This article originally appeared in the Jewish Journal. View Original. Yeah, I didn’t know it either. I only found out 10 years ago when a friend who lived in Iran came to L.A. for a visit. Just like I...
Jul 30, 2014 | 10:00 am
This article originally appeared in the Jewish Journal. View Original.
Yeah, I didn’t know it either. I only found out 10 years ago when a friend who lived in Iran came to L.A. for a visit. Just like I didn’t know, till I was in my mid-20s, that I’m not Iranian.
I found that out from a random caller to a Persian-language television program produced in Northridge. Like most others of its kind, the program was anti-regime. The host spent a good deal of time enumerating the crimes of the Islamic Republic, among them its stance toward Israel and the arrest and execution of anyone suspected of harboring Zionist sympathies.

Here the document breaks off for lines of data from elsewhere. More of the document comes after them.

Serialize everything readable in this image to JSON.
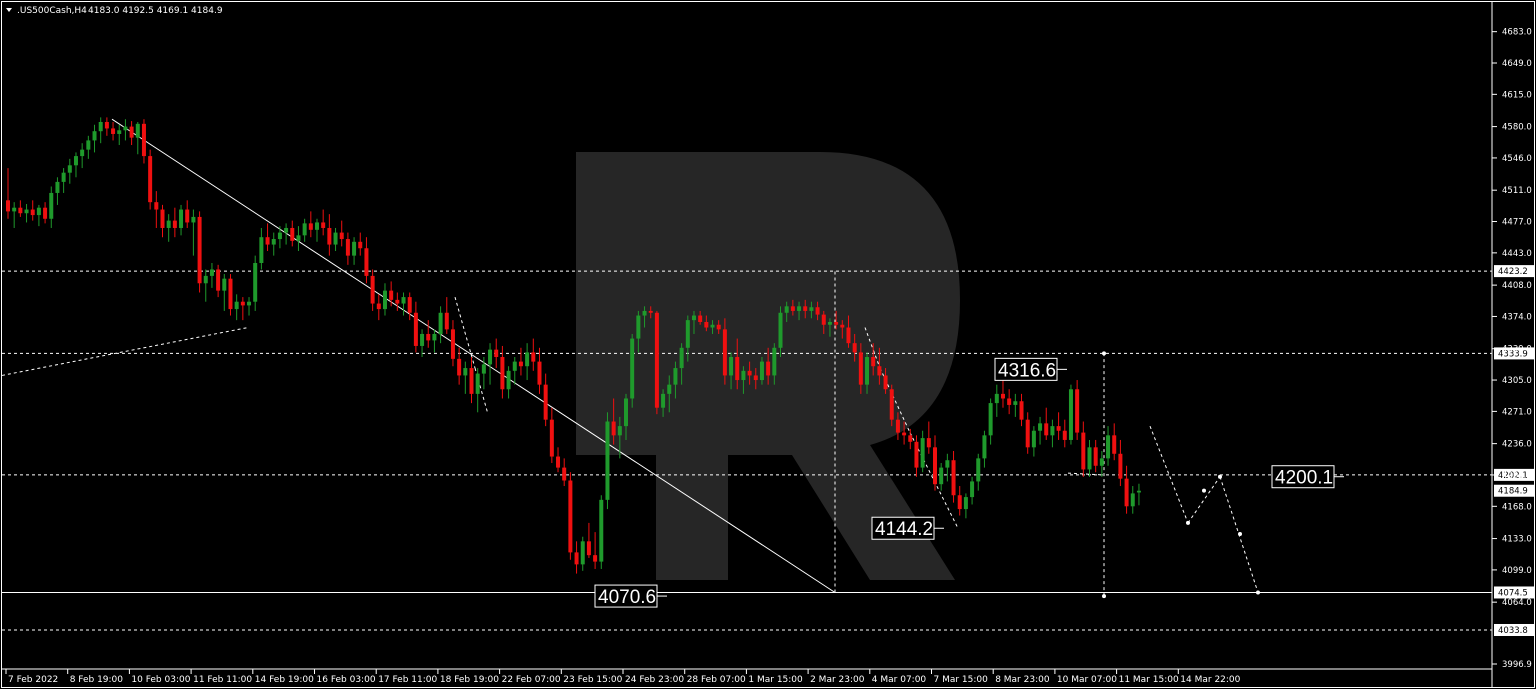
{
  "header": {
    "symbol": ".US500Cash,H4",
    "ohlc": "4183.0 4192.5 4169.1 4184.9"
  },
  "colors": {
    "background": "#000000",
    "bull": "#1f9a2c",
    "bear": "#f01010",
    "line": "#ffffff",
    "tag_bg": "#ffffff"
  },
  "chart_data": {
    "type": "candlestick",
    "timeframe": "H4",
    "ylim": [
      3996.9,
      4700
    ],
    "y_ticks": [
      "4683.0",
      "4649.0",
      "4615.0",
      "4580.0",
      "4546.0",
      "4511.0",
      "4477.0",
      "4443.0",
      "4408.0",
      "4374.0",
      "4339.0",
      "4305.0",
      "4271.0",
      "4236.0",
      "4202.0",
      "4168.0",
      "4133.0",
      "4099.0",
      "4064.0",
      "3996.9"
    ],
    "x_labels": [
      "7 Feb 2022",
      "8 Feb 19:00",
      "10 Feb 03:00",
      "11 Feb 11:00",
      "14 Feb 19:00",
      "16 Feb 03:00",
      "17 Feb 11:00",
      "18 Feb 19:00",
      "22 Feb 07:00",
      "23 Feb 15:00",
      "24 Feb 23:00",
      "28 Feb 07:00",
      "1 Mar 15:00",
      "2 Mar 23:00",
      "4 Mar 07:00",
      "7 Mar 15:00",
      "8 Mar 23:00",
      "10 Mar 07:00",
      "11 Mar 15:00",
      "14 Mar 22:00"
    ],
    "levels": [
      {
        "value": 4423.2,
        "style": "dashed",
        "tag": "4423.2"
      },
      {
        "value": 4333.9,
        "style": "dashed",
        "tag": "4333.9"
      },
      {
        "value": 4202.1,
        "style": "dashed",
        "tag": "4202.1"
      },
      {
        "value": 4074.5,
        "style": "solid",
        "tag": "4074.5"
      },
      {
        "value": 4033.8,
        "style": "dashed",
        "tag": "4033.8"
      }
    ],
    "current_price": {
      "value": 4184.9,
      "tag": "4184.9"
    },
    "annotations": [
      {
        "text": "4316.6",
        "value": 4316.6
      },
      {
        "text": "4200.1",
        "value": 4200.1
      },
      {
        "text": "4144.2",
        "value": 4144.2
      },
      {
        "text": "4070.6",
        "value": 4070.6
      }
    ],
    "candles": [
      [
        4500,
        4535,
        4480,
        4488
      ],
      [
        4488,
        4498,
        4470,
        4492
      ],
      [
        4492,
        4500,
        4482,
        4486
      ],
      [
        4486,
        4496,
        4476,
        4490
      ],
      [
        4490,
        4500,
        4478,
        4484
      ],
      [
        4484,
        4495,
        4472,
        4492
      ],
      [
        4492,
        4498,
        4475,
        4480
      ],
      [
        4480,
        4515,
        4470,
        4508
      ],
      [
        4508,
        4525,
        4495,
        4520
      ],
      [
        4520,
        4535,
        4508,
        4530
      ],
      [
        4530,
        4545,
        4518,
        4538
      ],
      [
        4538,
        4552,
        4525,
        4548
      ],
      [
        4548,
        4562,
        4535,
        4555
      ],
      [
        4555,
        4570,
        4545,
        4565
      ],
      [
        4565,
        4582,
        4552,
        4575
      ],
      [
        4575,
        4590,
        4562,
        4585
      ],
      [
        4585,
        4590,
        4570,
        4578
      ],
      [
        4578,
        4585,
        4565,
        4572
      ],
      [
        4572,
        4582,
        4560,
        4576
      ],
      [
        4576,
        4588,
        4565,
        4580
      ],
      [
        4580,
        4586,
        4560,
        4568
      ],
      [
        4568,
        4585,
        4550,
        4583
      ],
      [
        4583,
        4588,
        4540,
        4548
      ],
      [
        4548,
        4555,
        4490,
        4498
      ],
      [
        4498,
        4510,
        4470,
        4490
      ],
      [
        4490,
        4495,
        4460,
        4470
      ],
      [
        4470,
        4485,
        4455,
        4478
      ],
      [
        4478,
        4492,
        4460,
        4470
      ],
      [
        4470,
        4495,
        4462,
        4490
      ],
      [
        4490,
        4500,
        4470,
        4476
      ],
      [
        4476,
        4490,
        4440,
        4482
      ],
      [
        4482,
        4488,
        4400,
        4410
      ],
      [
        4410,
        4425,
        4390,
        4418
      ],
      [
        4418,
        4432,
        4405,
        4425
      ],
      [
        4425,
        4430,
        4395,
        4402
      ],
      [
        4402,
        4420,
        4380,
        4415
      ],
      [
        4415,
        4420,
        4375,
        4382
      ],
      [
        4382,
        4398,
        4370,
        4390
      ],
      [
        4390,
        4395,
        4370,
        4386
      ],
      [
        4386,
        4395,
        4375,
        4390
      ],
      [
        4390,
        4440,
        4380,
        4432
      ],
      [
        4432,
        4470,
        4425,
        4460
      ],
      [
        4460,
        4475,
        4445,
        4452
      ],
      [
        4452,
        4465,
        4440,
        4458
      ],
      [
        4458,
        4472,
        4448,
        4465
      ],
      [
        4465,
        4475,
        4452,
        4470
      ],
      [
        4470,
        4478,
        4450,
        4456
      ],
      [
        4456,
        4472,
        4445,
        4462
      ],
      [
        4462,
        4480,
        4455,
        4475
      ],
      [
        4475,
        4488,
        4460,
        4468
      ],
      [
        4468,
        4480,
        4455,
        4476
      ],
      [
        4476,
        4490,
        4462,
        4470
      ],
      [
        4470,
        4485,
        4440,
        4452
      ],
      [
        4452,
        4470,
        4445,
        4465
      ],
      [
        4465,
        4478,
        4450,
        4458
      ],
      [
        4458,
        4465,
        4430,
        4440
      ],
      [
        4440,
        4460,
        4430,
        4455
      ],
      [
        4455,
        4465,
        4440,
        4448
      ],
      [
        4448,
        4460,
        4410,
        4418
      ],
      [
        4418,
        4425,
        4380,
        4388
      ],
      [
        4388,
        4398,
        4370,
        4382
      ],
      [
        4382,
        4410,
        4375,
        4402
      ],
      [
        4402,
        4412,
        4385,
        4392
      ],
      [
        4392,
        4400,
        4380,
        4388
      ],
      [
        4388,
        4400,
        4375,
        4395
      ],
      [
        4395,
        4400,
        4370,
        4378
      ],
      [
        4378,
        4390,
        4335,
        4342
      ],
      [
        4342,
        4360,
        4330,
        4355
      ],
      [
        4355,
        4370,
        4340,
        4348
      ],
      [
        4348,
        4360,
        4335,
        4355
      ],
      [
        4355,
        4385,
        4345,
        4378
      ],
      [
        4378,
        4395,
        4355,
        4360
      ],
      [
        4360,
        4370,
        4320,
        4328
      ],
      [
        4328,
        4340,
        4300,
        4310
      ],
      [
        4310,
        4325,
        4290,
        4318
      ],
      [
        4318,
        4330,
        4280,
        4290
      ],
      [
        4290,
        4318,
        4270,
        4312
      ],
      [
        4312,
        4330,
        4295,
        4322
      ],
      [
        4322,
        4345,
        4300,
        4338
      ],
      [
        4338,
        4350,
        4318,
        4330
      ],
      [
        4330,
        4342,
        4285,
        4295
      ],
      [
        4295,
        4320,
        4285,
        4315
      ],
      [
        4315,
        4330,
        4300,
        4325
      ],
      [
        4325,
        4340,
        4310,
        4320
      ],
      [
        4320,
        4345,
        4305,
        4335
      ],
      [
        4335,
        4350,
        4315,
        4325
      ],
      [
        4325,
        4340,
        4290,
        4300
      ],
      [
        4300,
        4312,
        4255,
        4262
      ],
      [
        4262,
        4275,
        4215,
        4222
      ],
      [
        4222,
        4232,
        4205,
        4210
      ],
      [
        4210,
        4220,
        4190,
        4196
      ],
      [
        4196,
        4205,
        4110,
        4118
      ],
      [
        4118,
        4130,
        4095,
        4105
      ],
      [
        4105,
        4135,
        4098,
        4130
      ],
      [
        4130,
        4150,
        4112,
        4115
      ],
      [
        4115,
        4140,
        4100,
        4108
      ],
      [
        4108,
        4180,
        4100,
        4175
      ],
      [
        4175,
        4270,
        4165,
        4260
      ],
      [
        4260,
        4285,
        4235,
        4245
      ],
      [
        4245,
        4265,
        4220,
        4255
      ],
      [
        4255,
        4290,
        4240,
        4285
      ],
      [
        4285,
        4355,
        4275,
        4350
      ],
      [
        4350,
        4380,
        4335,
        4375
      ],
      [
        4375,
        4385,
        4362,
        4380
      ],
      [
        4380,
        4385,
        4372,
        4378
      ],
      [
        4378,
        4380,
        4268,
        4275
      ],
      [
        4275,
        4295,
        4265,
        4290
      ],
      [
        4290,
        4310,
        4270,
        4300
      ],
      [
        4300,
        4325,
        4285,
        4318
      ],
      [
        4318,
        4345,
        4300,
        4340
      ],
      [
        4340,
        4375,
        4325,
        4370
      ],
      [
        4370,
        4380,
        4355,
        4375
      ],
      [
        4375,
        4380,
        4365,
        4368
      ],
      [
        4368,
        4375,
        4358,
        4362
      ],
      [
        4362,
        4370,
        4355,
        4365
      ],
      [
        4365,
        4370,
        4355,
        4360
      ],
      [
        4360,
        4372,
        4300,
        4310
      ],
      [
        4310,
        4335,
        4295,
        4330
      ],
      [
        4330,
        4350,
        4295,
        4305
      ],
      [
        4305,
        4320,
        4290,
        4315
      ],
      [
        4315,
        4325,
        4300,
        4310
      ],
      [
        4310,
        4318,
        4295,
        4305
      ],
      [
        4305,
        4330,
        4300,
        4325
      ],
      [
        4325,
        4340,
        4300,
        4310
      ],
      [
        4310,
        4345,
        4300,
        4340
      ],
      [
        4340,
        4385,
        4330,
        4378
      ],
      [
        4378,
        4390,
        4368,
        4385
      ],
      [
        4385,
        4392,
        4375,
        4380
      ],
      [
        4380,
        4390,
        4370,
        4385
      ],
      [
        4385,
        4392,
        4372,
        4380
      ],
      [
        4380,
        4390,
        4372,
        4384
      ],
      [
        4384,
        4390,
        4370,
        4376
      ],
      [
        4376,
        4380,
        4355,
        4365
      ],
      [
        4365,
        4372,
        4352,
        4368
      ],
      [
        4368,
        4380,
        4360,
        4365
      ],
      [
        4365,
        4370,
        4350,
        4362
      ],
      [
        4362,
        4375,
        4340,
        4345
      ],
      [
        4345,
        4355,
        4325,
        4335
      ],
      [
        4335,
        4345,
        4290,
        4300
      ],
      [
        4300,
        4335,
        4290,
        4330
      ],
      [
        4330,
        4345,
        4310,
        4320
      ],
      [
        4320,
        4340,
        4300,
        4310
      ],
      [
        4310,
        4318,
        4290,
        4295
      ],
      [
        4295,
        4300,
        4255,
        4262
      ],
      [
        4262,
        4270,
        4240,
        4248
      ],
      [
        4248,
        4260,
        4235,
        4245
      ],
      [
        4245,
        4252,
        4230,
        4238
      ],
      [
        4238,
        4245,
        4200,
        4210
      ],
      [
        4210,
        4250,
        4205,
        4242
      ],
      [
        4242,
        4260,
        4225,
        4232
      ],
      [
        4232,
        4245,
        4185,
        4192
      ],
      [
        4192,
        4215,
        4185,
        4210
      ],
      [
        4210,
        4225,
        4195,
        4218
      ],
      [
        4218,
        4228,
        4172,
        4180
      ],
      [
        4180,
        4190,
        4158,
        4165
      ],
      [
        4165,
        4182,
        4155,
        4178
      ],
      [
        4178,
        4200,
        4170,
        4195
      ],
      [
        4195,
        4225,
        4185,
        4220
      ],
      [
        4220,
        4250,
        4210,
        4245
      ],
      [
        4245,
        4285,
        4235,
        4280
      ],
      [
        4280,
        4300,
        4265,
        4290
      ],
      [
        4290,
        4305,
        4275,
        4285
      ],
      [
        4285,
        4295,
        4268,
        4278
      ],
      [
        4278,
        4290,
        4265,
        4282
      ],
      [
        4282,
        4290,
        4255,
        4262
      ],
      [
        4262,
        4270,
        4225,
        4232
      ],
      [
        4232,
        4255,
        4222,
        4250
      ],
      [
        4250,
        4265,
        4235,
        4258
      ],
      [
        4258,
        4275,
        4240,
        4245
      ],
      [
        4245,
        4262,
        4232,
        4255
      ],
      [
        4255,
        4270,
        4240,
        4250
      ],
      [
        4250,
        4262,
        4232,
        4240
      ],
      [
        4240,
        4300,
        4235,
        4295
      ],
      [
        4295,
        4305,
        4240,
        4248
      ],
      [
        4248,
        4260,
        4200,
        4208
      ],
      [
        4208,
        4240,
        4200,
        4232
      ],
      [
        4232,
        4240,
        4205,
        4212
      ],
      [
        4212,
        4228,
        4200,
        4220
      ],
      [
        4220,
        4255,
        4212,
        4245
      ],
      [
        4245,
        4258,
        4218,
        4225
      ],
      [
        4225,
        4240,
        4190,
        4198
      ],
      [
        4198,
        4212,
        4160,
        4168
      ],
      [
        4168,
        4190,
        4160,
        4182
      ],
      [
        4183,
        4192.5,
        4169.1,
        4184.9
      ]
    ]
  }
}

A call came in from a viewer: “Why do you dwell on the regime’s treatment of Jews?” a man asked. “It’s not relevant. Those people are not Iranian.”
A strange thing to say about people who have lived on the land without interruption since 440 B.C., but the sentiment, though refuted by the host, was echoed by other callers. Strange, too, because all my life, I had thought and felt and taken pride in being Iranian.
Are we who we think we are, or what we’re perceived to be?
During the hostage crisis in 1979, when every ailment of Iranian society was blamed on the West and all the vestiges of American pop culture were banned and erased, Dirty Harry, of Clint Eastwood fame, outed himself as a God-fearing, mullah-loving, Iranian Muslim. He rode around at night on a motorbike at the head of a posse of other gun-slinging pasdars (Revolutionary Guards), all Made-in-America semi-automatic weapons and pistols and Marlboro Reds, and searched for Zionists and Americans badly in need of a dose of vigilante justice.
He dressed like Harry and combed his hair the same way, spoke with the same throaty voice, introduced himself to his victims as “Sarvaan (lieutenant) Dirty Harry,” and never missed the chance to encourage them to “make my day.”
Not that any of them dared point it out, but the irony in the man’s adopted identity was potent enough to use as a biological weapon, more so when you considered that the character’s creator, director and producer were all Jews. Still, to me his story was reminiscent of the 3,000-year-old Jew who believes he’s Iranian while millions around him know better.